Understanding Lithium: the forgotten drug
Lithium is a naturally occurring element, the third on the periodic table, making it the lightest solid material in the known universe. Though used as a treatment for gout, table salt, and even a soft drink, lithium has been best known since 1949 as the gold standard for the treatment of bipolar manic episodes. However, in the midst of emerging atypical antipsychotics and anticonvulsants, lithium is often overlooked as an outdated treatment for Bipolar Disorder. This misconception could not be farther from the truth; today we will look at the unique potential lithium has as a treatment for bipolar disorder and unipolar depression. When prescribed correctly and managed carefully, lithium works as well as and often better than newer forms of bipolar treatment. It offers a significant reduction in the risk of suicide and accidental injury for both bipolar disorder and unipolar depression compared to others; though it treats manic symptoms far more effectively than depressive symptoms. It also has been shown to greatly increase time to recurrence of manic episodes when compared to other forms of treatment; though when tapered off too quickly it can increase the rate of occurrence worse than a placebo. A careful prescriber must also be sure to monitor certain vital functions in a person taking lithium and not give lithium to a patient with poor kidney function, psoriasis, or cardiac problems like congestive heart failure or certain dysrhythmias.

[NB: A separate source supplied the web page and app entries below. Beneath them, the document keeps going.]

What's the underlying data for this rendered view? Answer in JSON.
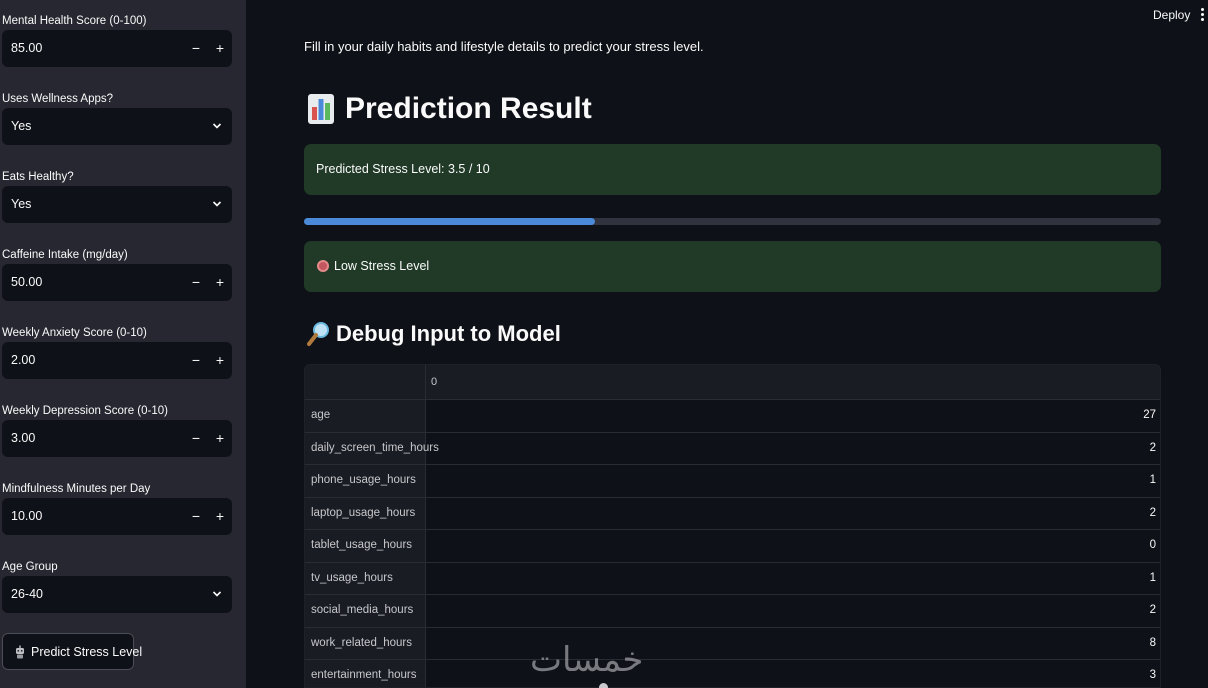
{
  "sidebar": {
    "mental_health": {
      "label": "Mental Health Score (0-100)",
      "value": "85.00"
    },
    "wellness_apps": {
      "label": "Uses Wellness Apps?",
      "value": "Yes"
    },
    "eats_healthy": {
      "label": "Eats Healthy?",
      "value": "Yes"
    },
    "caffeine": {
      "label": "Caffeine Intake (mg/day)",
      "value": "50.00"
    },
    "anxiety": {
      "label": "Weekly Anxiety Score (0-10)",
      "value": "2.00"
    },
    "depression": {
      "label": "Weekly Depression Score (0-10)",
      "value": "3.00"
    },
    "mindfulness": {
      "label": "Mindfulness Minutes per Day",
      "value": "10.00"
    },
    "age_group": {
      "label": "Age Group",
      "value": "26-40"
    },
    "stepper_minus": "−",
    "stepper_plus": "+",
    "predict_button": "Predict Stress Level"
  },
  "header": {
    "deploy": "Deploy"
  },
  "main": {
    "intro": "Fill in your daily habits and lifestyle details to predict your stress level.",
    "result_title": "Prediction Result",
    "predicted_text": "Predicted Stress Level: 3.5 / 10",
    "progress_fraction": 0.34,
    "stress_label": "Low Stress Level",
    "debug_title": "Debug Input to Model",
    "table": {
      "column": "0",
      "rows": [
        {
          "name": "age",
          "value": "27"
        },
        {
          "name": "daily_screen_time_hours",
          "value": "2"
        },
        {
          "name": "phone_usage_hours",
          "value": "1"
        },
        {
          "name": "laptop_usage_hours",
          "value": "2"
        },
        {
          "name": "tablet_usage_hours",
          "value": "0"
        },
        {
          "name": "tv_usage_hours",
          "value": "1"
        },
        {
          "name": "social_media_hours",
          "value": "2"
        },
        {
          "name": "work_related_hours",
          "value": "8"
        },
        {
          "name": "entertainment_hours",
          "value": "3"
        }
      ]
    }
  },
  "watermark": "خمسات",
  "colors": {
    "background": "#0e1117",
    "sidebar": "#262730",
    "success_bg": "#203a27",
    "progress": "#4a8ad8",
    "stress_dot": "#c2575f"
  },
  "icons": {
    "result": "bar-chart-icon",
    "stress": "red-circle-icon",
    "debug": "magnifier-icon",
    "predict": "robot-icon"
  }
}
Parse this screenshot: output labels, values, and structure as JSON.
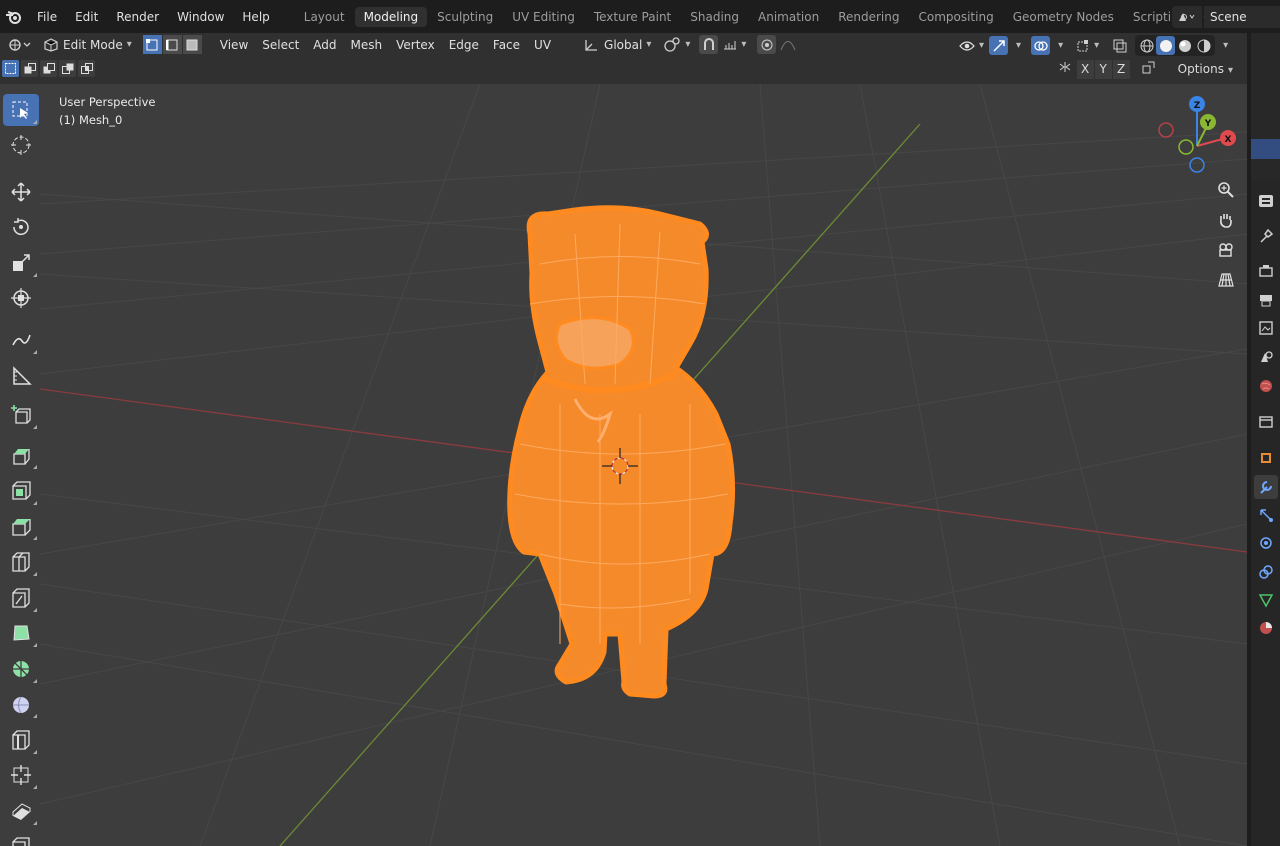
{
  "topbar": {
    "menus": [
      "File",
      "Edit",
      "Render",
      "Window",
      "Help"
    ],
    "workspaces": [
      "Layout",
      "Modeling",
      "Sculpting",
      "UV Editing",
      "Texture Paint",
      "Shading",
      "Animation",
      "Rendering",
      "Compositing",
      "Geometry Nodes",
      "Scripting"
    ],
    "active_workspace": "Modeling",
    "add_workspace": "+",
    "scene": "Scene"
  },
  "header": {
    "mode": "Edit Mode",
    "menus": [
      "View",
      "Select",
      "Add",
      "Mesh",
      "Vertex",
      "Edge",
      "Face",
      "UV"
    ],
    "transform_orientation": "Global"
  },
  "subheader": {
    "axes": [
      "X",
      "Y",
      "Z"
    ],
    "options": "Options"
  },
  "viewport": {
    "view_name": "User Perspective",
    "object_name": "(1) Mesh_0",
    "gizmo_labels": {
      "x": "X",
      "y": "Y",
      "z": "Z"
    },
    "colors": {
      "background": "#3d3d3d",
      "x_axis": "#b0454a",
      "y_axis": "#7a9a3a",
      "mesh": "#ff8a1f",
      "x_gizmo": "#e04a4f",
      "y_gizmo": "#8ab832",
      "z_gizmo": "#3a84e6"
    }
  },
  "toolbar": {
    "tools": [
      "select-box",
      "cursor",
      "move",
      "rotate",
      "scale",
      "transform",
      "annotate",
      "measure",
      "add-cube",
      "extrude-region",
      "inset-faces",
      "bevel",
      "loop-cut",
      "knife",
      "poly-build",
      "spin",
      "smooth",
      "edge-slide",
      "shrink-fatten",
      "shear",
      "rip-region"
    ]
  },
  "properties": {
    "tabs": [
      "tool",
      "render",
      "output",
      "view-layer",
      "scene",
      "world",
      "collection",
      "object",
      "modifiers",
      "particles",
      "physics",
      "constraints",
      "data",
      "material"
    ]
  }
}
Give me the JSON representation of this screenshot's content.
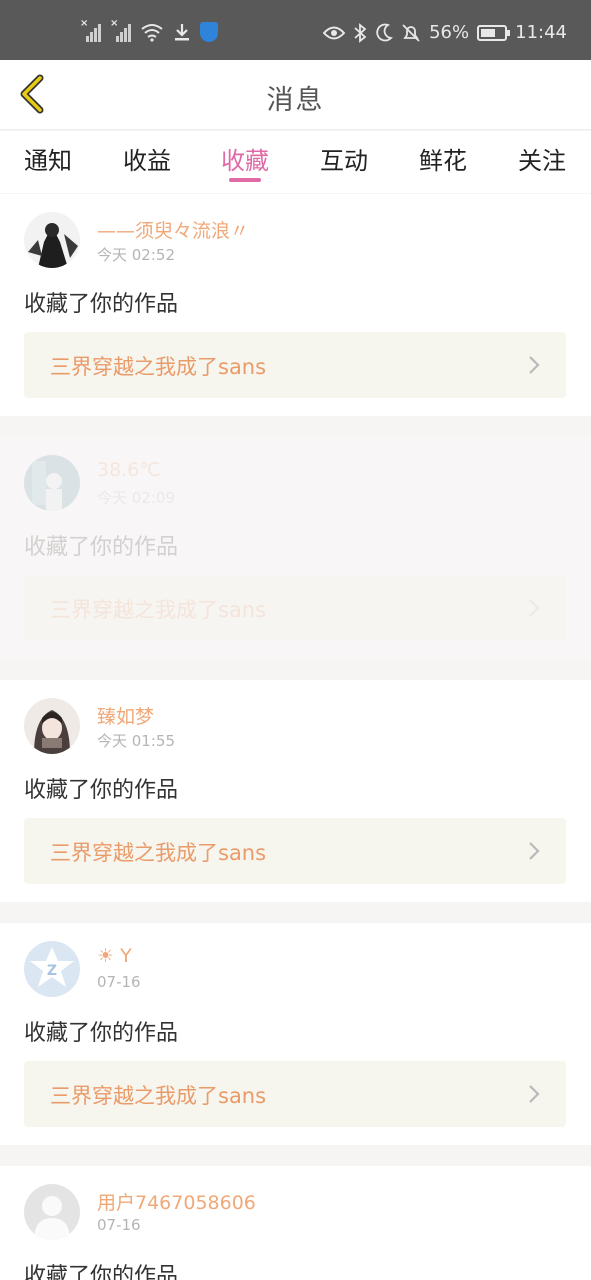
{
  "status_bar": {
    "battery": "56%",
    "time": "11:44",
    "icons": [
      "signal-1-icon",
      "signal-2-icon",
      "wifi-icon",
      "download-icon",
      "shield-icon",
      "eye-icon",
      "bluetooth-icon",
      "moon-icon",
      "bell-off-icon",
      "battery-icon"
    ]
  },
  "header": {
    "title": "消息",
    "back_icon": "chevron-left-icon",
    "accent": "#e0c400"
  },
  "tabs": [
    {
      "label": "通知"
    },
    {
      "label": "收益"
    },
    {
      "label": "收藏",
      "active": true
    },
    {
      "label": "互动"
    },
    {
      "label": "鲜花"
    },
    {
      "label": "关注"
    }
  ],
  "colors": {
    "accent": "#e06aa6",
    "username": "#f0a878",
    "work_title": "#ea9b6a",
    "work_bg": "#f6f5ee"
  },
  "items": [
    {
      "username": "——须臾々流浪〃",
      "time": "今天 02:52",
      "action": "收藏了你的作品",
      "work": "三界穿越之我成了sans"
    },
    {
      "username": "38.6℃",
      "time": "今天 02:09",
      "action": "收藏了你的作品",
      "work": "三界穿越之我成了sans"
    },
    {
      "username": "臻如梦",
      "time": "今天 01:55",
      "action": "收藏了你的作品",
      "work": "三界穿越之我成了sans"
    },
    {
      "username": "☀ Y",
      "time": "07-16",
      "action": "收藏了你的作品",
      "work": "三界穿越之我成了sans"
    },
    {
      "username": "用户7467058606",
      "time": "07-16",
      "action": "收藏了你的作品",
      "work": ""
    }
  ]
}
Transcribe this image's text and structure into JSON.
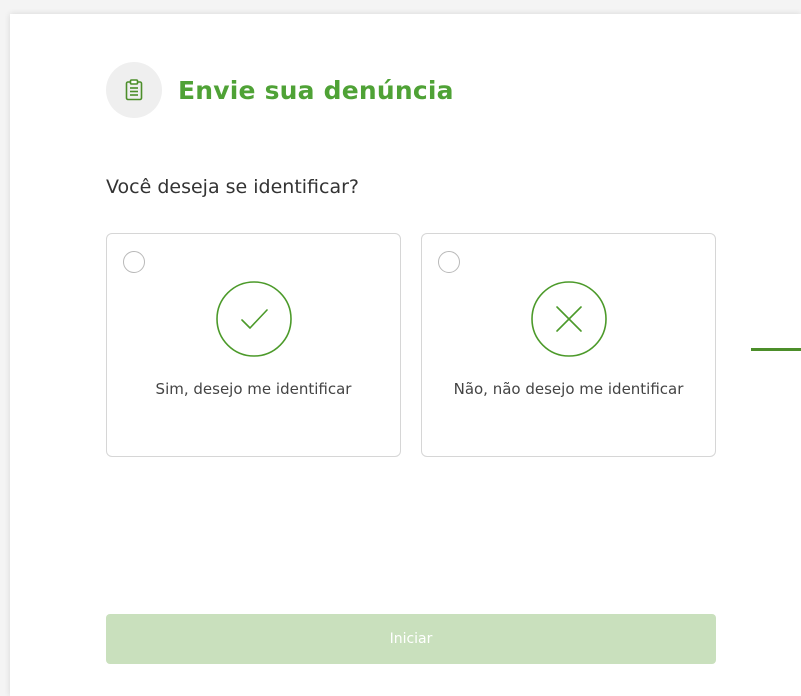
{
  "header": {
    "title": "Envie sua denúncia",
    "icon": "clipboard-icon"
  },
  "question": "Você deseja se identificar?",
  "options": [
    {
      "label": "Sim, desejo me identificar",
      "icon": "check-circle-icon",
      "selected": false
    },
    {
      "label": "Não, não desejo me identificar",
      "icon": "x-circle-icon",
      "selected": false
    }
  ],
  "actions": {
    "start_label": "Iniciar",
    "enabled": false
  },
  "colors": {
    "accent": "#4fa236",
    "icon_green": "#4c9a2a",
    "button_disabled": "#c9e0bd",
    "border": "#d6d6d6"
  }
}
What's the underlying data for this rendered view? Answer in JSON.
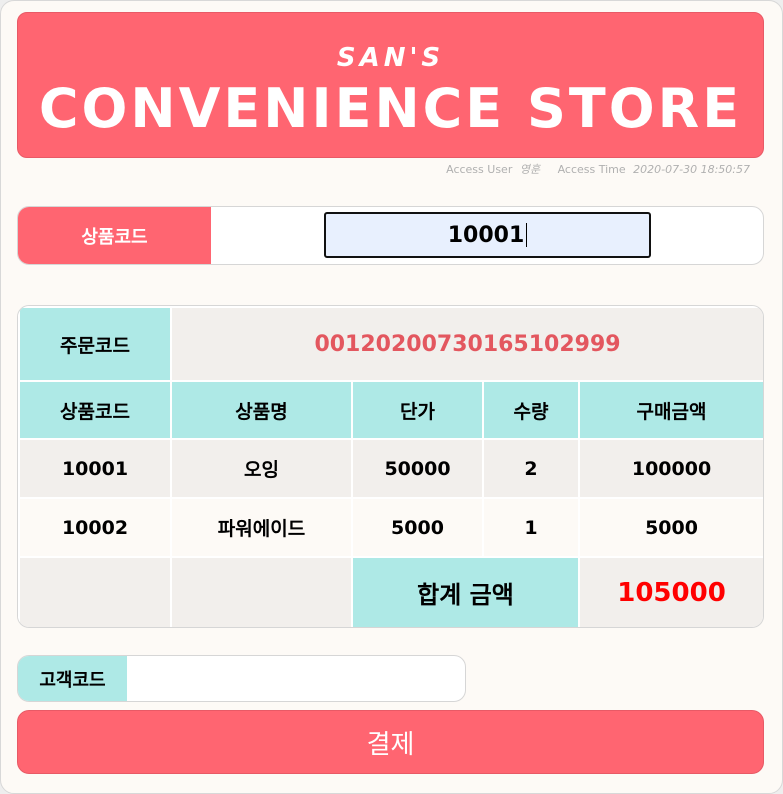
{
  "header": {
    "subtitle": "SAN'S",
    "title": "CONVENIENCE STORE"
  },
  "access": {
    "user_label": "Access User",
    "user_value": "영훈",
    "time_label": "Access Time",
    "time_value": "2020-07-30 18:50:57"
  },
  "product_code": {
    "label": "상품코드",
    "value": "10001"
  },
  "order": {
    "code_label": "주문코드",
    "code_value": "00120200730165102999",
    "columns": [
      "상품코드",
      "상품명",
      "단가",
      "수량",
      "구매금액"
    ],
    "rows": [
      {
        "code": "10001",
        "name": "오잉",
        "price": "50000",
        "qty": "2",
        "amount": "100000"
      },
      {
        "code": "10002",
        "name": "파워에이드",
        "price": "5000",
        "qty": "1",
        "amount": "5000"
      }
    ],
    "total_label": "합계 금액",
    "total_value": "105000"
  },
  "customer": {
    "label": "고객코드",
    "value": ""
  },
  "pay_button": "결제",
  "colors": {
    "accent": "#ff6571",
    "teal": "#aee9e6",
    "total": "#ff0000"
  }
}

Though this chemical has been discovered for hundreds of years, and used as a treatment for mania for more than 60 years, the way it works is still not well understood. Some theories postulate that lithium’s adjustment of the amount of glutamate, dopamine, and GABA available in the brain is to blame for its effects. One thing we know for sure however is that it is not metabolized like most drugs. Its final destination is the kidney where it is filtered out into the urine. Lithium has a rapid absorption, working quickly and not dependent on whether you have eaten recently (though nausea may occur if the drug is taken without food). Lithium’s half-life is about 24 hours in a person with a well-functioning kidney, longer with kidney failure. Sodium (the 4th chemical on the periodic table) will therefore also greatly impact how much lithium remains in the body due to the interactions it has with our kidney’s function. A person who has a lot of sodium in their diet will find that lithium is flushed out faster, and low sodium or dehydration may cause toxicity. Elderly patients are also at a higher risk of toxicity due to reduced filtration rates. Lithium’s serum levels are increased by thiazide diuretics, NSAIDs (not including aspirin), ACE inhibitors, ARBs, and some antibiotics; while it is decreased by potassium-sparing diuretics and theophylline. Patients, but especially prescribers should be aware of all of these interactions. Lithium has some very serious side effects that, if they appear suddenly or with great severity can indicate toxicity. Common acute side effects that typically fade with time include postural tremor, loose stools, cognitive impairment (such as apathy or changes in memory and concentration), or weight gain. When taken for longer periods of time lithium can also cause renal failure, goiters, thyroid suppression, and cardiac arrhythmias. With consistent blood work monitoring and ECG’s, these problems can be treated or avoided.
Lithium has been, and continues to be the strongest weapon in our arsenal for combating bipolar disorder. It will only harm us to forget this powerful and useful drug and allow it fade into obscurity. With care and attention, a savvy prescriber can safely wield this incredibly useful tool against the battle for mental health. Authored by Daniel Rynn PA student, Barry University and Edited and posted by Dr. Vangala